The Planet and Ecological Health
Humanity is witnessing the unprecedented impact of its erroneous assumptions about unlimited natural resources and patterns of production and consumption. Despite numerous global agreements to protect the environment, international institutions and governments have not significantly curbed environmental degradation, which includes not only climate change, but also biodiversity loss, the pollution of rivers and water basins, and the depletion of forests. Meanwhile, governments and the private sector promote responses to the environment based on financial markets and technologies that exacerbate inequalities, leaving underlying consumption and production models unquestioned. Environmental degradation hurts grassroots women and poor, peasant and indigenous communities the most, threatening their livelihoods and forcing unsustainable adaptation strategies. Recurrent and worsening ‘natural’ disasters are making evident the need for stronger regulation that places communities above market interests. Also needed are responses that take into account the particular impacts of disasters on women and women’s own experiences in building community resilience and dealing with disasters.

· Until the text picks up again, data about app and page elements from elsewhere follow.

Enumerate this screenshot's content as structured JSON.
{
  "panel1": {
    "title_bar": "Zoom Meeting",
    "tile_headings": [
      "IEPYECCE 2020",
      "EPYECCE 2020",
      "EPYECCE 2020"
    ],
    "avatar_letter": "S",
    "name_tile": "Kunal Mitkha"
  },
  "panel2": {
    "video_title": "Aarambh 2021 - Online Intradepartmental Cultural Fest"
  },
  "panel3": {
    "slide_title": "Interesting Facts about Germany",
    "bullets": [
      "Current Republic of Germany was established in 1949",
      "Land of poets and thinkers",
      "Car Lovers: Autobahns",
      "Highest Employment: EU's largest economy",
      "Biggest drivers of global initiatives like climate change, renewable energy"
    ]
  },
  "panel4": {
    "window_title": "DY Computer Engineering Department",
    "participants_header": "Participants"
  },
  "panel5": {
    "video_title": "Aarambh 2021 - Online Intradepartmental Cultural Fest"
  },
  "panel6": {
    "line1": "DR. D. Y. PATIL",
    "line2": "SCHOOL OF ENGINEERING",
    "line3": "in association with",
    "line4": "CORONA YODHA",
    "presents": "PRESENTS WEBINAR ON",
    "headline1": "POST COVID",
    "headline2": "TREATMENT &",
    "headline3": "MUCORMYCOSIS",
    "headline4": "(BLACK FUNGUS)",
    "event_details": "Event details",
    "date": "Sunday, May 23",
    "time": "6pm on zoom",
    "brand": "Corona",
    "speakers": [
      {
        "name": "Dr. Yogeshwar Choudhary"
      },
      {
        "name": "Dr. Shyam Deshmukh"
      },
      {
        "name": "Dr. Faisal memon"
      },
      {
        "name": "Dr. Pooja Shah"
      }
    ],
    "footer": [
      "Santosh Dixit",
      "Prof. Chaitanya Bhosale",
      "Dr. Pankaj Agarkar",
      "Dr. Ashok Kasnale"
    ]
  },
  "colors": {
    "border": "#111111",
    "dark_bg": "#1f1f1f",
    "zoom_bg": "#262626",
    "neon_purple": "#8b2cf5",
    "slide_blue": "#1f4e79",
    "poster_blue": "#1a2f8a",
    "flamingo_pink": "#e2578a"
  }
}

How are women and other marginalized communities such as peasant and indigenous communities organizing and implementing sustainable environmental alternatives? What are the strategies and tools being used by grassroots women and other key actors to broaden the debates and responses to climate change beyond market-based approaches? What are the lessons to learn from women’s experiences in responding to ‘natural disasters’? How can feminisms both inform the strategizing in response to environmental degradation and be enriched by perspectives from the ecological, environmental and climate justice movements?